Mr. Nelson expressed his gratitude to IRS-CID and CPD’s Gang Investigations Division, both of which provided invaluable contributions during the course of the investigation as well as with the arrests. Also, the Indianapolis, Milwaukee, Minneapolis, and Omaha Offices of the FBI assisted with the investigation and arrests.
The two defendants charged in the Northern District of Indiana, Christopher Derrick and Brian Washington, appeared yesterday in U.S. District Court in Hammond, Indiana. Defendant LeShawn Price was arrested in Des Moines, Iowa, and his initial court appearance took place in U.S. District Court in the Southern District of Iowa. All but one of the remaining defendants arrested on charges filed in Chicago appeared yesterday before Magistrate Judge Sheila Finnegan in Chicago. All were ordered held without bond, pending their next court appearances, which are scheduled to take place Monday, Tuesday and Wednesday of next week. Until then, they remain in federal custody. Defendant Wallace Muhammad, who was taken into custody this morning in Chicago, will appear later today before Judge Finnegan.
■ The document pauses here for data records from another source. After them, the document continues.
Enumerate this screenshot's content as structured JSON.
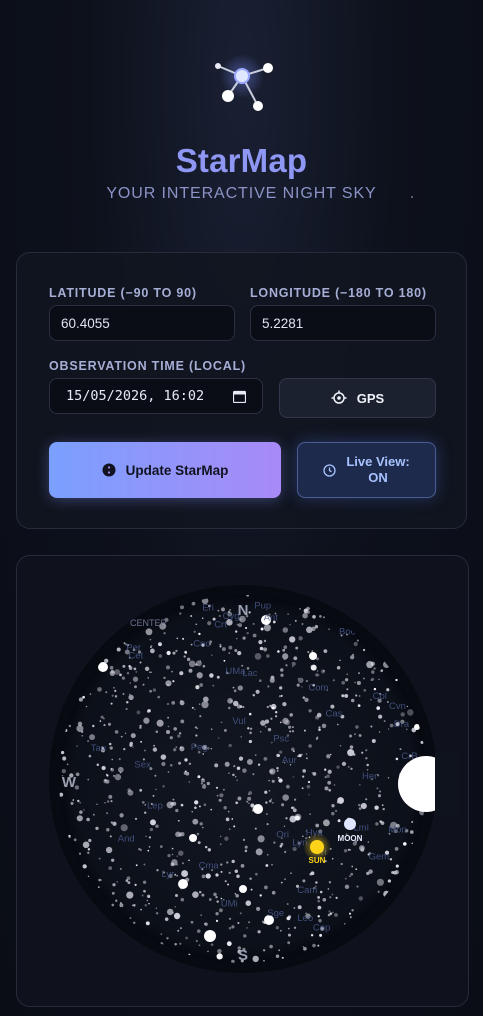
{
  "header": {
    "logo_icon": "constellation-icon",
    "title": "StarMap",
    "subtitle": "YOUR INTERACTIVE NIGHT SKY"
  },
  "form": {
    "latitude": {
      "label": "LATITUDE (−90 TO 90)",
      "value": "60.4055"
    },
    "longitude": {
      "label": "LONGITUDE (−180 TO 180)",
      "value": "5.2281"
    },
    "time": {
      "label": "OBSERVATION TIME (LOCAL)",
      "value": "15/05/2026, 16:02"
    },
    "gps_label": "GPS",
    "update_label": "Update StarMap",
    "live_label_1": "Live View:",
    "live_label_2": "ON"
  },
  "skymap": {
    "directions": {
      "north": "N",
      "south": "S",
      "west": "W"
    },
    "constellations": [
      "Her",
      "CrB",
      "Boo",
      "Cvn",
      "Com",
      "UMa",
      "Lmi",
      "Leo",
      "Sex",
      "Crt",
      "Hya",
      "Lyn",
      "Cnc",
      "Ant",
      "Mon",
      "Cma",
      "Pup",
      "Cam",
      "Aur",
      "Per",
      "Tri",
      "Cet",
      "Eri",
      "Cas",
      "Cep",
      "And",
      "Lac",
      "Cyg",
      "Dra",
      "UMi",
      "Gem",
      "Ori",
      "Lep",
      "Col",
      "Psc",
      "Tau",
      "Lyr",
      "Vul",
      "Peg",
      "Sge"
    ],
    "fragment_label": "CENTER",
    "bodies": [
      {
        "name": "MOON",
        "color": "#e6ecff"
      },
      {
        "name": "SUN",
        "color": "#ffd21a"
      }
    ],
    "moon_disc_icon": "moon-phase-icon"
  },
  "colors": {
    "accent": "#8f97f4",
    "gradient_start": "#7aa0ff",
    "gradient_end": "#a88af7",
    "live": "#a8c2ff"
  }
}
The defendants charged with narcotics offenses face maximum penalties of 20 years for some and 40 years for others, while still others face a maximum sentence of life in prison. Depending on the charged offense, the defendants may also face mandatory minimum sentences of either five or 10 years. In addition, the narcotics charges carry possible maximum fines ranging from $1 million to $10 million. Those defendants charged with firearms violations face maximum penalties of 10 years in prison and $250,000 fines.
The Chicago FBI’s Safe Streets Gangs Joint Task Force is composed of FBI special agents and officers from the Chicago Police Department.
The government is represented by Assistant United States Attorneys Carol Bell, Marc Krickbaum, Andrew DeVooght, and Andrianna Kastanek.
The public is reminded that a complaint is not evidence of guilt and that all defendants in a criminal case are presumed innocent until proven guilty in a court of law.